“Christ Jesus made himself nothing by taking the very nature of a servant.”
Sometimes when I am standing in the cashier line at the local supermarket, I tend to people watch. I see teenagers with nose rings and the newest iPhones talking about *insert current musical heartthrob* looking through the snack foods; a young professional buying one steak, a few twigs of asparagus, and a sweet potato; an elderly woman pondering the peaches and strawberries. Then there is me and my wife deciding what kind of Captain Crunch cereal to get. As I look around, I have to wonder, does God know all these people by name? I ask myself. Do they really matter to Him?

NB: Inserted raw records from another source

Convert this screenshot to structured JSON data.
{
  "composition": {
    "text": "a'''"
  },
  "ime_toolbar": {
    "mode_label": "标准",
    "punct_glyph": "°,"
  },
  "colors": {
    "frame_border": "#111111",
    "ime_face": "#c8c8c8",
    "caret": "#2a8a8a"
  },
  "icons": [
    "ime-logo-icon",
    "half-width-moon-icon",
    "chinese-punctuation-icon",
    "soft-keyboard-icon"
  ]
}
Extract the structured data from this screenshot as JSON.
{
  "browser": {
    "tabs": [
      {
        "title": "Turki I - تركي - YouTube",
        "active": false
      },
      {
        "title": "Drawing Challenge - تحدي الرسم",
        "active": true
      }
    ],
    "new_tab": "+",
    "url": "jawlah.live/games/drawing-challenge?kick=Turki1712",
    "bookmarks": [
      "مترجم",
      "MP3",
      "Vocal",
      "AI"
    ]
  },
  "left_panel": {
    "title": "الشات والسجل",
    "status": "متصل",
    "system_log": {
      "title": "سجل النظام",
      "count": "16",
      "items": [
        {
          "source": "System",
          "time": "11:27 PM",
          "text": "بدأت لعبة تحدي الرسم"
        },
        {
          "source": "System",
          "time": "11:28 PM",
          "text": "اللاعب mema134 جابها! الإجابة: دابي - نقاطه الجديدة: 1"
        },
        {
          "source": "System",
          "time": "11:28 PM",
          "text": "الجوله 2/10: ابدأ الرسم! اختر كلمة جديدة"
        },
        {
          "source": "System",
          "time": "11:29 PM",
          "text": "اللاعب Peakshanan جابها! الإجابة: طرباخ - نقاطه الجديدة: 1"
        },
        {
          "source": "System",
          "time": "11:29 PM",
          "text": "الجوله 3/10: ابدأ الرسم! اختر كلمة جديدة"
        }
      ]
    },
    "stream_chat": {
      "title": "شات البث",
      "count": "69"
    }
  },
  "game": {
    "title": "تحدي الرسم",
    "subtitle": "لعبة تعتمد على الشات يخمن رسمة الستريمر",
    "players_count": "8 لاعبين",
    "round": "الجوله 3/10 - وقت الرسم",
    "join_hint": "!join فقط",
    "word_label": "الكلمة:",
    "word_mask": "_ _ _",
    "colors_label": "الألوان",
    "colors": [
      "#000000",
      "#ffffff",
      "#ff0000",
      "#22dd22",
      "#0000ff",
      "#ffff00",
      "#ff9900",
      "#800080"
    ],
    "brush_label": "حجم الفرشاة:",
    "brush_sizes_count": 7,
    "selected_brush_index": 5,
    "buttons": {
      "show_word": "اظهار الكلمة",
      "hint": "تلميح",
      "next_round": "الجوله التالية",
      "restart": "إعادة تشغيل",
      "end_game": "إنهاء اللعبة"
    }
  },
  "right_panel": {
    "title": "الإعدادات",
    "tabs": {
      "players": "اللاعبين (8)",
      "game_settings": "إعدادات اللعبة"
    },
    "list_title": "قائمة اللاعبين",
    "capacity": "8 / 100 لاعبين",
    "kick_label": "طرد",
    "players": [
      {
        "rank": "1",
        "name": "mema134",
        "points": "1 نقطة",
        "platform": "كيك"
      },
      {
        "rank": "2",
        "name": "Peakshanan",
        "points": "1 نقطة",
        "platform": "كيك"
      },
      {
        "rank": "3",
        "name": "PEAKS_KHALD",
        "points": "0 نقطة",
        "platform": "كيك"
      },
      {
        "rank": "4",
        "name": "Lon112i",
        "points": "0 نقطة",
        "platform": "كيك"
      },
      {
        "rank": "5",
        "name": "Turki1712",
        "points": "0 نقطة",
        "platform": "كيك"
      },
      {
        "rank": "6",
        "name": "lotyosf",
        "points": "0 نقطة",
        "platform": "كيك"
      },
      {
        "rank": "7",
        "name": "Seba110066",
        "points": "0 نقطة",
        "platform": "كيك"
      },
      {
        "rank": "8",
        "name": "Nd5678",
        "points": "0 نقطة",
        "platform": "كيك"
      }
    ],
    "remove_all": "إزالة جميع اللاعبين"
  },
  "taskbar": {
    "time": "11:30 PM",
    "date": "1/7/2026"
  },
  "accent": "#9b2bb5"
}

The Maker of all things is the Maker of all human beings and each of us is deemed worthy of His individual attention and love. God demonstrated that love in person on the gnarly hills of Israel and ultimately on the cross. Christ even referred to this when he said: “Greater love has no one than this: to lay down one’s life for one’s friends.” (John 15:13)

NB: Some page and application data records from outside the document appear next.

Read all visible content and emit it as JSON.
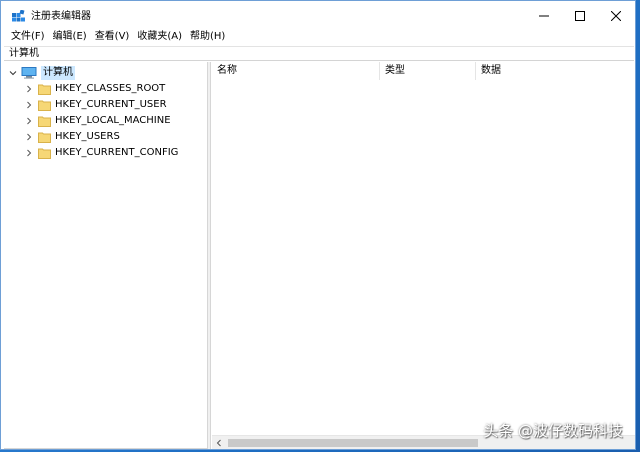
{
  "window": {
    "title": "注册表编辑器",
    "icon": "regedit-icon"
  },
  "menu": [
    {
      "label": "文件(F)"
    },
    {
      "label": "编辑(E)"
    },
    {
      "label": "查看(V)"
    },
    {
      "label": "收藏夹(A)"
    },
    {
      "label": "帮助(H)"
    }
  ],
  "address": {
    "path": "计算机"
  },
  "tree": {
    "root": {
      "label": "计算机",
      "expanded": true,
      "icon": "computer-icon"
    },
    "items": [
      {
        "label": "HKEY_CLASSES_ROOT"
      },
      {
        "label": "HKEY_CURRENT_USER"
      },
      {
        "label": "HKEY_LOCAL_MACHINE"
      },
      {
        "label": "HKEY_USERS"
      },
      {
        "label": "HKEY_CURRENT_CONFIG"
      }
    ]
  },
  "list": {
    "columns": [
      {
        "label": "名称"
      },
      {
        "label": "类型"
      },
      {
        "label": "数据"
      }
    ]
  },
  "watermark": "头条 @波仔数码科技",
  "colors": {
    "selection": "#cce8ff",
    "folder": "#f6d776",
    "accent": "#0078d7"
  }
}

When Jesus visited earth in the form of a servant, He showed that the hand of God is not too big for the smallest person in the world. It is a hand engraved with our individual names and engraved also with wounds, the cost to God of loving us so much.

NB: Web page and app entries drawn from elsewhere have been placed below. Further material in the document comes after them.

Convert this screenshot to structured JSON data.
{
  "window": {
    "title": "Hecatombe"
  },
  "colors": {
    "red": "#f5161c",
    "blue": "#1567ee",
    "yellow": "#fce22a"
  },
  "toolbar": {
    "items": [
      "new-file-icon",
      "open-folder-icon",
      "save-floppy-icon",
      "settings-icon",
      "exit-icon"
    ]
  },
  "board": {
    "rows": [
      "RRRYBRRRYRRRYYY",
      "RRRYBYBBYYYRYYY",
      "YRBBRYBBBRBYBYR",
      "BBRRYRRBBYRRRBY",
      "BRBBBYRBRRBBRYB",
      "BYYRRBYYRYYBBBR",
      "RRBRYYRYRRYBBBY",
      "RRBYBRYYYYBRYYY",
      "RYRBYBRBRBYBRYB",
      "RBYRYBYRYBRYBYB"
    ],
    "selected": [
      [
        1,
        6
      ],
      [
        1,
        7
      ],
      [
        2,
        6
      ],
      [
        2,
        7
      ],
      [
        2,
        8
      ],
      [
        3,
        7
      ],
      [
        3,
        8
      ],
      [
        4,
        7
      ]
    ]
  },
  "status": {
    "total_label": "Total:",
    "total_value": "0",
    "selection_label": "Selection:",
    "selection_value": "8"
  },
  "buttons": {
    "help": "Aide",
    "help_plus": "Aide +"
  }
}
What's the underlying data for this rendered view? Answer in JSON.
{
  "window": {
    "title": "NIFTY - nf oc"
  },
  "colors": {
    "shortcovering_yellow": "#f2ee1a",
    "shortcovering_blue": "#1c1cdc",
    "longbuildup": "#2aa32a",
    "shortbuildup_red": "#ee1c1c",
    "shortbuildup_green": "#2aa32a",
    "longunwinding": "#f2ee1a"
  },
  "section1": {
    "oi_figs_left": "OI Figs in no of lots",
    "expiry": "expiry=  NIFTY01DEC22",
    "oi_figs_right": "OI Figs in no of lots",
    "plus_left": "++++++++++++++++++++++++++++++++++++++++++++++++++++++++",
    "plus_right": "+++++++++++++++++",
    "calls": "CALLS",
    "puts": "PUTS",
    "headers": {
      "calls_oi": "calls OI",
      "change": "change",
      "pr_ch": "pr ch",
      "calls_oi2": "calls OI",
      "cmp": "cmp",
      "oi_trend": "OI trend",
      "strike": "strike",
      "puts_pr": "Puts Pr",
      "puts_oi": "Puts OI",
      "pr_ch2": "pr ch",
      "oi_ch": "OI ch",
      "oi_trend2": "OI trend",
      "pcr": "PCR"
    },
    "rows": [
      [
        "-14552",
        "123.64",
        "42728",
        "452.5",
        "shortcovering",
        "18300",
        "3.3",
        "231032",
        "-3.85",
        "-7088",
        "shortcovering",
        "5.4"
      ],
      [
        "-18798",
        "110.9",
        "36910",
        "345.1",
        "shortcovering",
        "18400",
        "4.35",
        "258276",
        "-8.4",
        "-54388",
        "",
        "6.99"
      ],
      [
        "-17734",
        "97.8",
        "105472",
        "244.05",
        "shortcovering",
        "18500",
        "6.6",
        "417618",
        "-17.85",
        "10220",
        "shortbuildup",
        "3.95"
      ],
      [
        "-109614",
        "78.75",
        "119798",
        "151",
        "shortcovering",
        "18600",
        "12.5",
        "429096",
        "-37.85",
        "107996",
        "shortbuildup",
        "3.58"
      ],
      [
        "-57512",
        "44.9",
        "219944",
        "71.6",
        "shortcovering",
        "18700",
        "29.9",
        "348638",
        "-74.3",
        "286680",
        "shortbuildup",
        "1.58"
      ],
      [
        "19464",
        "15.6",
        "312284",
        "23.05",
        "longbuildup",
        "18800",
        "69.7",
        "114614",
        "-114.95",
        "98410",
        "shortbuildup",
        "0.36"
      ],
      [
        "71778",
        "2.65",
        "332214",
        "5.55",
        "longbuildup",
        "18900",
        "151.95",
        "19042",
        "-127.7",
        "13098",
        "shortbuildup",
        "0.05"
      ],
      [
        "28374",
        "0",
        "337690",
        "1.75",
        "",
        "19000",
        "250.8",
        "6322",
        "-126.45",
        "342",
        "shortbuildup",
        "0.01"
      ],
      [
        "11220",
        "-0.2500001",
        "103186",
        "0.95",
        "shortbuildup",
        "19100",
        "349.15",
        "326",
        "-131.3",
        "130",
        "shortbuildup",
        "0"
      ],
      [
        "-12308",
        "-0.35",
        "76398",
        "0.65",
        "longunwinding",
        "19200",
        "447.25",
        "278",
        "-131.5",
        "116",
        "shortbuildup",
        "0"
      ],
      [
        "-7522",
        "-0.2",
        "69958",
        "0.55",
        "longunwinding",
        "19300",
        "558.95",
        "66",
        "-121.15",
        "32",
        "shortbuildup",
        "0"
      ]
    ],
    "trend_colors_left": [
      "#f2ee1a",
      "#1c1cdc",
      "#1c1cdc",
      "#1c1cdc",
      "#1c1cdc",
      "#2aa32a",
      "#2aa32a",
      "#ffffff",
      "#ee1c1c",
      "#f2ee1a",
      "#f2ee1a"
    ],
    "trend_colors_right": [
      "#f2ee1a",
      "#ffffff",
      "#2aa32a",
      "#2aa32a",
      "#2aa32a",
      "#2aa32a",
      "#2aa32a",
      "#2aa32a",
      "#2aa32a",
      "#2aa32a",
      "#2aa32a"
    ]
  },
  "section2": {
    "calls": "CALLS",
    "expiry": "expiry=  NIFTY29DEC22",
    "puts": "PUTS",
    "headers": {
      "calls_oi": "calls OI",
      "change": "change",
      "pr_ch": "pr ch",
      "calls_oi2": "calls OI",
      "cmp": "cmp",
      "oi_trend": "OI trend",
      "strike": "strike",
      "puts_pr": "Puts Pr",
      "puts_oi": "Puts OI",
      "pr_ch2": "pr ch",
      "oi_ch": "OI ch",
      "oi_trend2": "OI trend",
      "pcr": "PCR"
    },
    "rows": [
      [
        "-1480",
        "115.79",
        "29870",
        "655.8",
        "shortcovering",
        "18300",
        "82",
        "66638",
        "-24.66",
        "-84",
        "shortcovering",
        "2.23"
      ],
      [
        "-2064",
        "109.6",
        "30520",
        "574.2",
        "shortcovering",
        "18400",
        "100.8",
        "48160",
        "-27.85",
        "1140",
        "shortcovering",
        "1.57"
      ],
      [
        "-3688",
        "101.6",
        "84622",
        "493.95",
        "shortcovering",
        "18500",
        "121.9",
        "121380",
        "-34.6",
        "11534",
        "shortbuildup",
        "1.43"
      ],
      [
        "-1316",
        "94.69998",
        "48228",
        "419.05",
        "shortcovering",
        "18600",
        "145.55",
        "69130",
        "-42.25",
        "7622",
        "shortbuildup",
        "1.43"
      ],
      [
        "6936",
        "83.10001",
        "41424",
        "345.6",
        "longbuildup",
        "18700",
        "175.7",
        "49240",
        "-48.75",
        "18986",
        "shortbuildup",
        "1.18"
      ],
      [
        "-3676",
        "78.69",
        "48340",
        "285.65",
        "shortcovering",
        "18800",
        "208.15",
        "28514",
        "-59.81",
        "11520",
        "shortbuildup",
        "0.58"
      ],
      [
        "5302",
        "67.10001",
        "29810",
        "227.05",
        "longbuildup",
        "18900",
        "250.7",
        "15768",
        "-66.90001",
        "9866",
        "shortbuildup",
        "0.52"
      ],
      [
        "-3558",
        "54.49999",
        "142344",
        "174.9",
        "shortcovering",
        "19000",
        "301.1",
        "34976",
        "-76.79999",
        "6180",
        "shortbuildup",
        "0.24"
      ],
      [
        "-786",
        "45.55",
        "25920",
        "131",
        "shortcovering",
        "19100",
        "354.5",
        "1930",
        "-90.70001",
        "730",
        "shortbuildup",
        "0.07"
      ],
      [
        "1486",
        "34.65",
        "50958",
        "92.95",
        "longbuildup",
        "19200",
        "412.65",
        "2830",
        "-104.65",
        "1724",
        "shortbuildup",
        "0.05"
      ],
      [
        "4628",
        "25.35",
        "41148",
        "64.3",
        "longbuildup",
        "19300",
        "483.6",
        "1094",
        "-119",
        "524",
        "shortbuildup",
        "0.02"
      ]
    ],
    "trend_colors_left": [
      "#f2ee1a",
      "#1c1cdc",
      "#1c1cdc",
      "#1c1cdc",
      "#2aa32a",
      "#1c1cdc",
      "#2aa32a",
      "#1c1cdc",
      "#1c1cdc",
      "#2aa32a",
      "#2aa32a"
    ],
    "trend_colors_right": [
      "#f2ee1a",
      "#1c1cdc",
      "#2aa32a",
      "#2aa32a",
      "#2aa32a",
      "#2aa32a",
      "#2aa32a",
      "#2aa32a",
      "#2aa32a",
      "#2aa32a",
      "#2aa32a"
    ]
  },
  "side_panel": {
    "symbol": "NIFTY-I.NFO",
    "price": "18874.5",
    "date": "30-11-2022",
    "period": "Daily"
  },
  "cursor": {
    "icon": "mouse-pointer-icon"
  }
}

Now, when I find myself floundering in self-pity, overwhelmed by the ache of loneliness that is explained so well in books like Job and Ecclesiastes, I turn to the Gospel accounts of Jesus’s stories and deeds. If I resolve that my existence “under the sun” (Eccl. 1:3) makes no difference to God, I contradict one of the main reasons God came to earth. To the question “Do I matter?”, Jesus is indeed the answer.